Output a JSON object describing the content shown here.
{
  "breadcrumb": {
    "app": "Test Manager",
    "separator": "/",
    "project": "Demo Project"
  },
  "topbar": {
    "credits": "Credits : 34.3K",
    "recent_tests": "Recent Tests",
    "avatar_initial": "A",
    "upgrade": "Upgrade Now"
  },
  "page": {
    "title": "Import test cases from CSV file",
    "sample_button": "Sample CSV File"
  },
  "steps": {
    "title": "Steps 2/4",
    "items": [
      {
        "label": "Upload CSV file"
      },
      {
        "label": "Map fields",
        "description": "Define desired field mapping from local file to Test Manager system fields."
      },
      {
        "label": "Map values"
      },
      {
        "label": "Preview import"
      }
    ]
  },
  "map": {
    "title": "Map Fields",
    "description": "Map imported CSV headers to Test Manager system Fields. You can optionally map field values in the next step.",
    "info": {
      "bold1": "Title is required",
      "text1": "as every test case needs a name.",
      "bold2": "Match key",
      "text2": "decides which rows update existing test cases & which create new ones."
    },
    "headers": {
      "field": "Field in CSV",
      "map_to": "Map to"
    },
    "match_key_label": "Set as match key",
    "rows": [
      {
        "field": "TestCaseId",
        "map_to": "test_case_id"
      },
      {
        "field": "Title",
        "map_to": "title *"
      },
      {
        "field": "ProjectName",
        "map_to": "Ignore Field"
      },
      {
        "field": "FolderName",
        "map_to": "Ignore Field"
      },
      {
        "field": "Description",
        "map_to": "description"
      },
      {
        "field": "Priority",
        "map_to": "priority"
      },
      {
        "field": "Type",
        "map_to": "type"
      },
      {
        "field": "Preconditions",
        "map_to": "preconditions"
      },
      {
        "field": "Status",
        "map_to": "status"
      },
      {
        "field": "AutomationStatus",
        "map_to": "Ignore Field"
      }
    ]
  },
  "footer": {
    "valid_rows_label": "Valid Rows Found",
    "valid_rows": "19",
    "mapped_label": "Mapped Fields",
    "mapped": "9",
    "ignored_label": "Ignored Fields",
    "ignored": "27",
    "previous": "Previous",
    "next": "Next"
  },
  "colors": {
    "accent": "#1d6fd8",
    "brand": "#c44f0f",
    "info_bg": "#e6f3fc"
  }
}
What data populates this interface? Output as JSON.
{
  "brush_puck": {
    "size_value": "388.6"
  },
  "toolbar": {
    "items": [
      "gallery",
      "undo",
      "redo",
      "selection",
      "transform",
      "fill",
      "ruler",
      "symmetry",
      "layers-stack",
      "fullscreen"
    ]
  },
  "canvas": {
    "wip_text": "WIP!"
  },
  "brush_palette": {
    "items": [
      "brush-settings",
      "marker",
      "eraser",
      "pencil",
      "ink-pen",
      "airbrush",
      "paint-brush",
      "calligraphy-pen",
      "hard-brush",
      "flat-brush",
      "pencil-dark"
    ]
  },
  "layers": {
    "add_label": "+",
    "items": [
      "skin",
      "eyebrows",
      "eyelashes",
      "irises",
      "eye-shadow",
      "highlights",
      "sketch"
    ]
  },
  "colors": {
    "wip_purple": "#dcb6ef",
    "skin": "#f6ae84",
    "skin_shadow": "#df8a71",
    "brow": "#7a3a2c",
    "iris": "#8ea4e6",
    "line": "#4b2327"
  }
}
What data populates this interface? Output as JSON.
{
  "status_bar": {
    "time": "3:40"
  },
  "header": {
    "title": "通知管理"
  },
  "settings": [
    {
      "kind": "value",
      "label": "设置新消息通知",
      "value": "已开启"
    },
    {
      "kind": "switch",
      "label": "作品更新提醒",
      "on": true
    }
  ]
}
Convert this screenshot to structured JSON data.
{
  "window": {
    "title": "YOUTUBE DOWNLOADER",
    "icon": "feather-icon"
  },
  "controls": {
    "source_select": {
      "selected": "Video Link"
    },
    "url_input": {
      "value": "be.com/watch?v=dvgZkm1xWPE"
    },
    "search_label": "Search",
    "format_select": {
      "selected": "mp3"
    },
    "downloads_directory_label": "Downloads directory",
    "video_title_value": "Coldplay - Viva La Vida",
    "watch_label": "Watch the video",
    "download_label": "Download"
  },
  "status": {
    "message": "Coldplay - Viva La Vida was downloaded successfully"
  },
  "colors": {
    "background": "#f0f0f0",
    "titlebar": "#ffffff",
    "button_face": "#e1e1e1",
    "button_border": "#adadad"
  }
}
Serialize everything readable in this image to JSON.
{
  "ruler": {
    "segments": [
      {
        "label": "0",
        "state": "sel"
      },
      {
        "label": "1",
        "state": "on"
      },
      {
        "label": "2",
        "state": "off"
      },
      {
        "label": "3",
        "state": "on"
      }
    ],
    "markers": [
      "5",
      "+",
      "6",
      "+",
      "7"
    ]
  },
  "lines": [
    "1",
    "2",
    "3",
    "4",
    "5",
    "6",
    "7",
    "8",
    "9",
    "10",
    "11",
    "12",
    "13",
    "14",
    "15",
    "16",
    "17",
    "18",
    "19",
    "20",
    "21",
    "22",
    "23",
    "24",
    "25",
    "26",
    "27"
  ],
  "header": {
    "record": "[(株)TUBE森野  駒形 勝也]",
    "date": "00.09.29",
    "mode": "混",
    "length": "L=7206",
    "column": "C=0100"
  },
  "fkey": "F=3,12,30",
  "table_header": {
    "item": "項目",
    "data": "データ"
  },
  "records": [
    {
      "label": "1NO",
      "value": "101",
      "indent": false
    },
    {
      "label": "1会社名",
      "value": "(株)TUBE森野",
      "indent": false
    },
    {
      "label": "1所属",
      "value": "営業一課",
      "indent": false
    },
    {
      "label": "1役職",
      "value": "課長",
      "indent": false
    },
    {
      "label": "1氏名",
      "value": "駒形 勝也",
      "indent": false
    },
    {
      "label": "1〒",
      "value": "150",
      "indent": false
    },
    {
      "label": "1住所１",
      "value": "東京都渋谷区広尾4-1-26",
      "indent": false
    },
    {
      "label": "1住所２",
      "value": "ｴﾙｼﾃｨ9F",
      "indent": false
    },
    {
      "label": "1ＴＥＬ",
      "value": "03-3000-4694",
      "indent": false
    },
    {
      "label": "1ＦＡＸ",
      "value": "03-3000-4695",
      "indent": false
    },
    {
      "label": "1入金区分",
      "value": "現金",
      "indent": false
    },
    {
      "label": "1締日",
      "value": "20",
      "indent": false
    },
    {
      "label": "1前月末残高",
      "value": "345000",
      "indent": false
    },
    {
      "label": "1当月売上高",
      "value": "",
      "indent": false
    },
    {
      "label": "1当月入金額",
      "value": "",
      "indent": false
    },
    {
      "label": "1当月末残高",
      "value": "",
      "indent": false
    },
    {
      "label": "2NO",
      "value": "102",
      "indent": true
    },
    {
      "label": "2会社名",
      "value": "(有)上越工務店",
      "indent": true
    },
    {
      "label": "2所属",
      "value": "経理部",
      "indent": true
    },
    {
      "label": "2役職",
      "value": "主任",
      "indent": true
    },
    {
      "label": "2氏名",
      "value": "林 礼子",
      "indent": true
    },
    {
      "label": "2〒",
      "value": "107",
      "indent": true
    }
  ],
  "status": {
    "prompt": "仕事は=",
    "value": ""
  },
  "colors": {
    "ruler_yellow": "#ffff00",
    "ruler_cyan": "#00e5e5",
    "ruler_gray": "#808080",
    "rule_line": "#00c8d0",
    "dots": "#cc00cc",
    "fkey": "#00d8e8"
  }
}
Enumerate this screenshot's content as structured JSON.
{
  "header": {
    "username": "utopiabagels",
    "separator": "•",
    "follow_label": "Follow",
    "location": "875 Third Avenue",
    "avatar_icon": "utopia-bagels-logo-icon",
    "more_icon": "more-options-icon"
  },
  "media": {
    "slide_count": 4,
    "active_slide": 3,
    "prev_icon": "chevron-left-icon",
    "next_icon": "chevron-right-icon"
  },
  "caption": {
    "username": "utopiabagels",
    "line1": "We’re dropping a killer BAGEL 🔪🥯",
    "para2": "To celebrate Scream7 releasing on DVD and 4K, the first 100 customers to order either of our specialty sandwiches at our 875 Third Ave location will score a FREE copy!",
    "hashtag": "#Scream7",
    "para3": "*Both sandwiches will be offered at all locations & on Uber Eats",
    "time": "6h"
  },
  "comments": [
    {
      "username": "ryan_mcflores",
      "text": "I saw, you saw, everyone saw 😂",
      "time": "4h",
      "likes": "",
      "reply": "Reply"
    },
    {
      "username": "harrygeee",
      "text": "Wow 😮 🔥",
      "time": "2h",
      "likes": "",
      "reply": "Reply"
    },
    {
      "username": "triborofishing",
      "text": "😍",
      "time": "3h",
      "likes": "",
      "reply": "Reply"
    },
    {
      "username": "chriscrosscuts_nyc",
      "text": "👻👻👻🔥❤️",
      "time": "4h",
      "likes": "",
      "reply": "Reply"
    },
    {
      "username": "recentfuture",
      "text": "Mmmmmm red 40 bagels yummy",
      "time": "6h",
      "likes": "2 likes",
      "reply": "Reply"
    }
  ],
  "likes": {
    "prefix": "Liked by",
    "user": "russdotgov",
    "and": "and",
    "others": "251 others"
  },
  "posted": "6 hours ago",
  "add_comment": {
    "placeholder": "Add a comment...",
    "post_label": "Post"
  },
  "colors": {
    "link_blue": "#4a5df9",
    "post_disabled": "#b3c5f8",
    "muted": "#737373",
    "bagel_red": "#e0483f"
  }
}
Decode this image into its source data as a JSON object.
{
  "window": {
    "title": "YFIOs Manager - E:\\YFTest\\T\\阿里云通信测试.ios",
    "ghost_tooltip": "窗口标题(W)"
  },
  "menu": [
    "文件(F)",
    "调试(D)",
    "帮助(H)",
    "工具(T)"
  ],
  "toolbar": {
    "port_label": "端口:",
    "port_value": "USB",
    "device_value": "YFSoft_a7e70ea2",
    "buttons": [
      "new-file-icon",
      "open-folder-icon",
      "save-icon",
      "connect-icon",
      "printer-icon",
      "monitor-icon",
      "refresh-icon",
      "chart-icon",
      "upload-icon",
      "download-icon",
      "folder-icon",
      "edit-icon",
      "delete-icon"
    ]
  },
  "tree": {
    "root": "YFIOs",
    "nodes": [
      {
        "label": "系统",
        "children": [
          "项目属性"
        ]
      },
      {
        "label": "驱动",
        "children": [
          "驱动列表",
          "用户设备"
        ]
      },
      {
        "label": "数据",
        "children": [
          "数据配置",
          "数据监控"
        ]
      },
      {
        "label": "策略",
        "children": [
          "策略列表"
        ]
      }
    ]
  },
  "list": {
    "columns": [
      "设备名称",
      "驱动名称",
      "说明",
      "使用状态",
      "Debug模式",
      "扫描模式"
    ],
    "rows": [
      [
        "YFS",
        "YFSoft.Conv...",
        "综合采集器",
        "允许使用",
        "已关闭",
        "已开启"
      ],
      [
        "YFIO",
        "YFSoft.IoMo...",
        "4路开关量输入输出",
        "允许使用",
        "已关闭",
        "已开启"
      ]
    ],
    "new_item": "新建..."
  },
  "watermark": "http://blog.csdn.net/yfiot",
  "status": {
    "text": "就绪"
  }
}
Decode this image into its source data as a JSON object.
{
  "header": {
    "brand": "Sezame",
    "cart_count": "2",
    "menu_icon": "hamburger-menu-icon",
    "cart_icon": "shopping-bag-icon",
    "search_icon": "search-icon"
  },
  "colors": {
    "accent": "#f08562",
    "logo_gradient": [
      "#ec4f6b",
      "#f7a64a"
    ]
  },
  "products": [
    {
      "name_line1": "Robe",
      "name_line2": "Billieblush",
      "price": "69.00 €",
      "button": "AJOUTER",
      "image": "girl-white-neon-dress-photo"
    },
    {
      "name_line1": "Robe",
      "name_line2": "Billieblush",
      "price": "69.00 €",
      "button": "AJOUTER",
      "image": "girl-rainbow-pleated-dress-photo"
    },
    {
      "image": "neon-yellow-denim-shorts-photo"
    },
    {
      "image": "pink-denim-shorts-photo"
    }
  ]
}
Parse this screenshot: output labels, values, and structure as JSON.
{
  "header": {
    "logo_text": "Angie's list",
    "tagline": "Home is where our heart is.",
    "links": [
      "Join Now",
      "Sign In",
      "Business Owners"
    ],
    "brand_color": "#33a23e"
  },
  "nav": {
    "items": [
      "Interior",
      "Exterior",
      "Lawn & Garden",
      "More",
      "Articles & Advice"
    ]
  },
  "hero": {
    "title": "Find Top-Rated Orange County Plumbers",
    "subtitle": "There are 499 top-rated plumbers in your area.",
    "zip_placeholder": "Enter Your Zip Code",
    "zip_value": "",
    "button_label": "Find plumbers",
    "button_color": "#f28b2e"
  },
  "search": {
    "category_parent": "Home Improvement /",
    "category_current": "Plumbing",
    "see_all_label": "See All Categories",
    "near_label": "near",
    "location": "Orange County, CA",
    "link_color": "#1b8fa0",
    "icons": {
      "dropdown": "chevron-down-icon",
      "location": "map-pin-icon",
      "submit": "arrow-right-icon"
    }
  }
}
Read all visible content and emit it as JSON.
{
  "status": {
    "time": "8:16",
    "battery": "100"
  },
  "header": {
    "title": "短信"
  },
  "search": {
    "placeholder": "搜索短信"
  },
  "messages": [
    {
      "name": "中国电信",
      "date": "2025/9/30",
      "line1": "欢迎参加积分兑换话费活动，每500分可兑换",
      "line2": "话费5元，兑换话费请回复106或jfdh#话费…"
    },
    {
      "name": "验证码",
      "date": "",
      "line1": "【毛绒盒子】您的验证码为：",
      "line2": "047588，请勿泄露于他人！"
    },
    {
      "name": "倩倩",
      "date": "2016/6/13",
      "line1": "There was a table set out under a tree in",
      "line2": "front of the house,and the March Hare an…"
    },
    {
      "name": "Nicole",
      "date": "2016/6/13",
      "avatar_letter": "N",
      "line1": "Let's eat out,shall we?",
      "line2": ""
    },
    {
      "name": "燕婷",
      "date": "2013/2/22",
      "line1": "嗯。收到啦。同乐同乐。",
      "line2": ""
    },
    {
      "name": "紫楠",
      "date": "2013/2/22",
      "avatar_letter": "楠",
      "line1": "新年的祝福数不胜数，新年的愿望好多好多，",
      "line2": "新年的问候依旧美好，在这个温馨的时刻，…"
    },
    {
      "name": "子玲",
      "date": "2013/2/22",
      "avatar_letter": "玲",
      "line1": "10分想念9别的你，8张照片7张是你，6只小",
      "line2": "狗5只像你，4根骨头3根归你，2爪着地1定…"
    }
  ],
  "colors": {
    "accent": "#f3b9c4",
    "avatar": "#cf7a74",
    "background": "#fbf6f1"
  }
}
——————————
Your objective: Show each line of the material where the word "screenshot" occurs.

Response for this exercise:
Convert this screenshot to structured JSON data.
Enumerate this screenshot's content as structured JSON.
Parse this screenshot: output labels, values, and structure as JSON.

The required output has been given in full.